WHAT TO PRODUCE: Go through the listing below and work out how many lines hold "icon"; reply with the figure alone.

DATA LISTING:
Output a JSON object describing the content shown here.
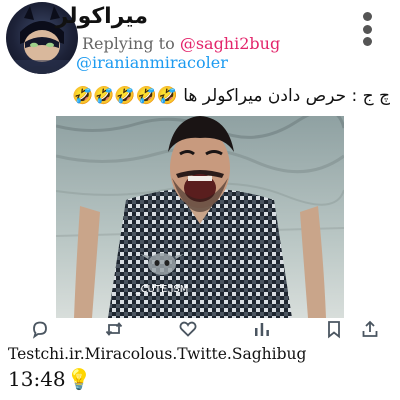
{
  "tweet": {
    "display_name": "میراکولر",
    "replying_prefix": "Replying to ",
    "replying_mention": "@saghi2bug",
    "handle": "@iranianmiracoler",
    "text": "چ ج : حرص دادن میراکولر ها 🤣🤣🤣🤣🤣",
    "media_watermark": "_CUTE.ISM",
    "footer_text": "Testchi.ir.Miracolous.Twitte.Saghibug",
    "time": "13:48",
    "time_emoji": "💡"
  },
  "actions": [
    {
      "icon": "reply-icon"
    },
    {
      "icon": "retweet-icon"
    },
    {
      "icon": "like-icon"
    },
    {
      "icon": "analytics-icon"
    },
    {
      "icon": "bookmark-icon"
    },
    {
      "icon": "share-icon"
    }
  ],
  "colors": {
    "mention": "#e3256b",
    "handle": "#1d9bf0",
    "icon": "#4a5560"
  }
}
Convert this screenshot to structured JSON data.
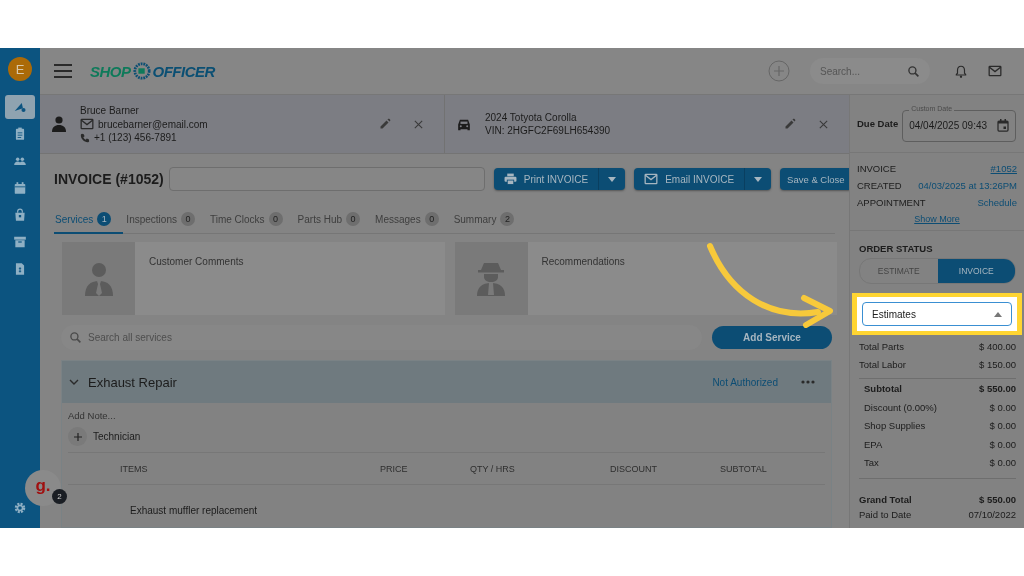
{
  "app": {
    "avatar": "E",
    "logo": {
      "left": "SHOP",
      "right": "OFFICER"
    },
    "search_placeholder": "Search..."
  },
  "sidebar": {
    "items": [
      {
        "selected": true
      },
      {
        "selected": false
      },
      {
        "selected": false
      },
      {
        "selected": false
      },
      {
        "selected": false
      },
      {
        "selected": false
      },
      {
        "selected": false
      }
    ]
  },
  "help_widget": {
    "label": "g.",
    "badge": "2"
  },
  "customer": {
    "name": "Bruce Barner",
    "email": "brucebarner@email.com",
    "phone": "+1 (123) 456-7891"
  },
  "vehicle": {
    "title": "2024 Totyota Corolla",
    "vin": "VIN: 2HGFC2F69LH654390"
  },
  "invoice": {
    "title": "INVOICE (#1052)",
    "buttons": [
      {
        "label": "Print INVOICE",
        "kind": "print"
      },
      {
        "label": "Email INVOICE",
        "kind": "email"
      },
      {
        "label": "Save & Close",
        "kind": "plain"
      }
    ]
  },
  "tabs": [
    {
      "label": "Services",
      "count": "1",
      "selected": true
    },
    {
      "label": "Inspections",
      "count": "0",
      "selected": false
    },
    {
      "label": "Time Clocks",
      "count": "0",
      "selected": false
    },
    {
      "label": "Parts Hub",
      "count": "0",
      "selected": false
    },
    {
      "label": "Messages",
      "count": "0",
      "selected": false
    },
    {
      "label": "Summary",
      "count": "2",
      "selected": false
    }
  ],
  "cards": [
    {
      "title": "Customer Comments",
      "kind": "customer"
    },
    {
      "title": "Recommendations",
      "kind": "spy"
    }
  ],
  "services_search": {
    "placeholder": "Search all services"
  },
  "add_service": "Add Service",
  "service": {
    "title": "Exhaust Repair",
    "expanded": true,
    "status": "Not Authorized",
    "note_placeholder": "Add Note...",
    "technician": "Technician",
    "columns": [
      "ITEMS",
      "PRICE",
      "QTY / HRS",
      "DISCOUNT",
      "SUBTOTAL"
    ],
    "rows": [
      [
        "Exhaust muffler replacement"
      ]
    ]
  },
  "due_date": {
    "label": "Due Date",
    "field_label": "Custom Date",
    "value": "04/04/2025 09:43"
  },
  "info": [
    {
      "label": "INVOICE",
      "value": "#1052",
      "kind": "underlined"
    },
    {
      "label": "CREATED",
      "value": "04/03/2025 at 13:26PM",
      "kind": "link"
    },
    {
      "label": "APPOINTMENT",
      "value": "Schedule",
      "kind": "link"
    }
  ],
  "show_more": "Show More",
  "order_status": {
    "label": "ORDER STATUS",
    "options": [
      {
        "label": "ESTIMATE",
        "selected": false
      },
      {
        "label": "INVOICE",
        "selected": true
      }
    ]
  },
  "workflow": {
    "value": "Estimates",
    "highlighted": true
  },
  "totals": [
    {
      "label": "Total Parts",
      "value": "$ 400.00",
      "kind": "plain"
    },
    {
      "label": "Total Labor",
      "value": "$ 150.00",
      "kind": "plain"
    },
    {
      "label": "Subtotal",
      "value": "$ 550.00",
      "kind": "sub-bold"
    },
    {
      "label": "Discount (0.00%)",
      "value": "$ 0.00",
      "kind": "sub"
    },
    {
      "label": "Shop Supplies",
      "value": "$ 0.00",
      "kind": "sub"
    },
    {
      "label": "EPA",
      "value": "$ 0.00",
      "kind": "sub"
    },
    {
      "label": "Tax",
      "value": "$ 0.00",
      "kind": "sub"
    },
    {
      "label": "Grand Total",
      "value": "$ 550.00",
      "kind": "grand"
    },
    {
      "label": "Paid to Date",
      "value": "07/10/2022",
      "kind": "plain"
    }
  ]
}
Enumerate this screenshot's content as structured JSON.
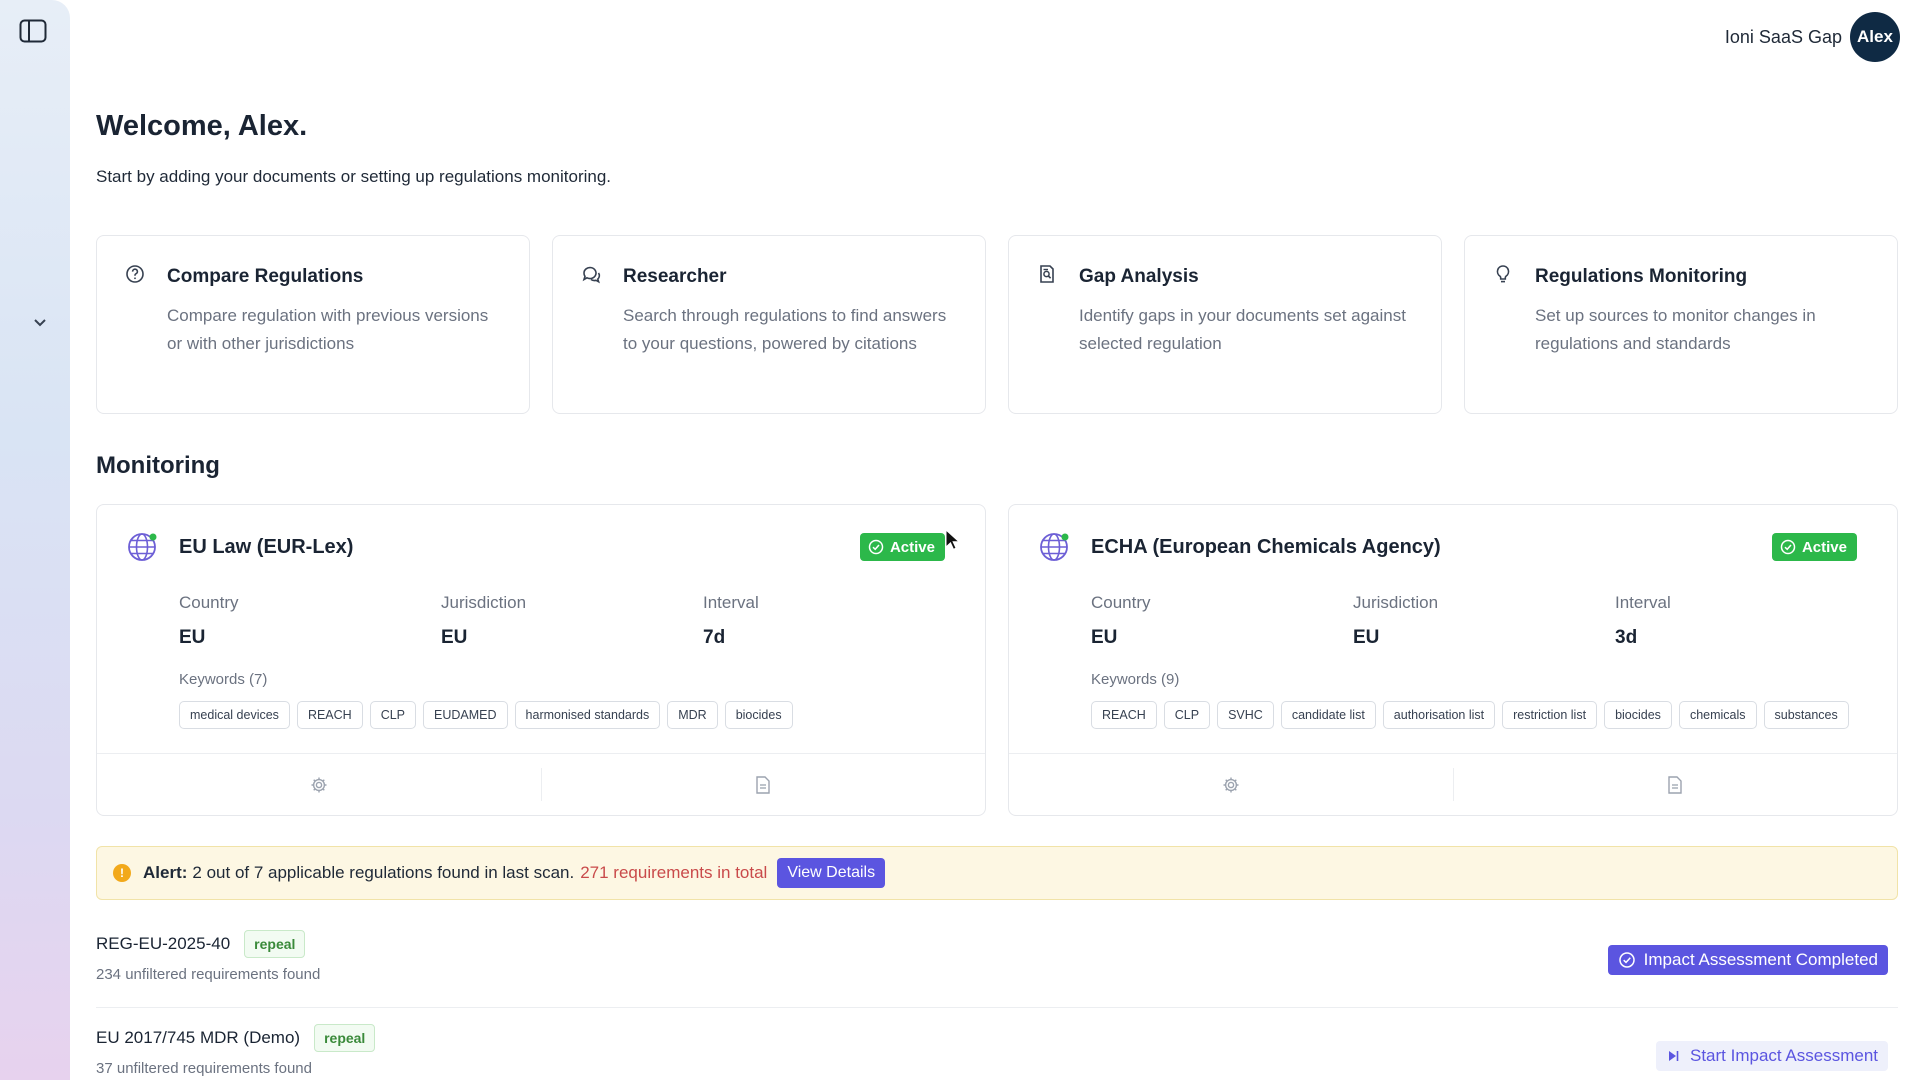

RESPONSE TO THIS TASK: 7